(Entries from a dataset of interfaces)
▼
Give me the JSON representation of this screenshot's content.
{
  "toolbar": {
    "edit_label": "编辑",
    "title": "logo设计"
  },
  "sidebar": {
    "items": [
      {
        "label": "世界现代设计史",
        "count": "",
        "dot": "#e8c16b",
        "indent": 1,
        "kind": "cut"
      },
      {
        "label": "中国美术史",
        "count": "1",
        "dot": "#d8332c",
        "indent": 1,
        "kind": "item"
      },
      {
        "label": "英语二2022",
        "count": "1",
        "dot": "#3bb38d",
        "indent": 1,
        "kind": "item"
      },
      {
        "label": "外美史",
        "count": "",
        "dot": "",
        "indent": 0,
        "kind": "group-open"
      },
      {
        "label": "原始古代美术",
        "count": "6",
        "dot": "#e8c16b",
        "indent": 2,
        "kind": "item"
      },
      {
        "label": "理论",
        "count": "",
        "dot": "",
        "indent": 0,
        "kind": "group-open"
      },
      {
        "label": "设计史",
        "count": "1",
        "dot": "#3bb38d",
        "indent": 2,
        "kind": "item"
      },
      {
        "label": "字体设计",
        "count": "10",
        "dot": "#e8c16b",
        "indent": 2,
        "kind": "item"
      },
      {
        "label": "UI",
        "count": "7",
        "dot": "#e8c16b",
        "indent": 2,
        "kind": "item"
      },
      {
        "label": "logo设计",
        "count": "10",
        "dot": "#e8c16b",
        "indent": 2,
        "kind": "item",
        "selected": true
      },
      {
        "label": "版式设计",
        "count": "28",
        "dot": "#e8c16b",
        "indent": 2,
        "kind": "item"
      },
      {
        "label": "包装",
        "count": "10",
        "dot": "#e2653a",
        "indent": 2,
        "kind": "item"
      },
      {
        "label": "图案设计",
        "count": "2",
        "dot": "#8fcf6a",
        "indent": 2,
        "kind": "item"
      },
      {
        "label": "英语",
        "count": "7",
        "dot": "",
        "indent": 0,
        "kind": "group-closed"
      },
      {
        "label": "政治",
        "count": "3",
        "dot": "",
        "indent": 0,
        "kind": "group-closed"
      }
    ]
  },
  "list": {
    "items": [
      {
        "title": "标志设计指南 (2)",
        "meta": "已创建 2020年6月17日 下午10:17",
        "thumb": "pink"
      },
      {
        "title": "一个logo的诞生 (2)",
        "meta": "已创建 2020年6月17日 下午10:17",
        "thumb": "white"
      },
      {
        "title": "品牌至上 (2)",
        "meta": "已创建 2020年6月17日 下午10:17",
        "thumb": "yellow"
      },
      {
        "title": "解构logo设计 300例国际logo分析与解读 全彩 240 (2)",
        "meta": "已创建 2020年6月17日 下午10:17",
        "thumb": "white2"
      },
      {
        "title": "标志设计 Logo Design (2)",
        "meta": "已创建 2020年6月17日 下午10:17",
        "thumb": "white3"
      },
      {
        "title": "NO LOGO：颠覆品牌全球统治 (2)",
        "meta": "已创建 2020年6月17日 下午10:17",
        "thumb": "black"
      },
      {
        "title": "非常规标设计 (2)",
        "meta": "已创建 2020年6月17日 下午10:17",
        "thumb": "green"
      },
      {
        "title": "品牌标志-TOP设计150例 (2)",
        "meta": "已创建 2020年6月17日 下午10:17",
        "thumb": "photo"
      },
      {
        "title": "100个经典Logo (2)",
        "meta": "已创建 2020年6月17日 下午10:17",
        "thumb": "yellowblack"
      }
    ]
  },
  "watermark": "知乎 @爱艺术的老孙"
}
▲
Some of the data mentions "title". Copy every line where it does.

> [Output]
    "title": "logo设计"
        "title": "标志设计指南 (2)",
        "title": "一个logo的诞生 (2)",
        "title": "品牌至上 (2)",
        "title": "解构logo设计 300例国际logo分析与解读 全彩 240 (2)",
        "title": "标志设计 Logo Design (2)",
        "title": "NO LOGO：颠覆品牌全球统治 (2)",
        "title": "非常规标设计 (2)",
        "title": "品牌标志-TOP设计150例 (2)",
        "title": "100个经典Logo (2)",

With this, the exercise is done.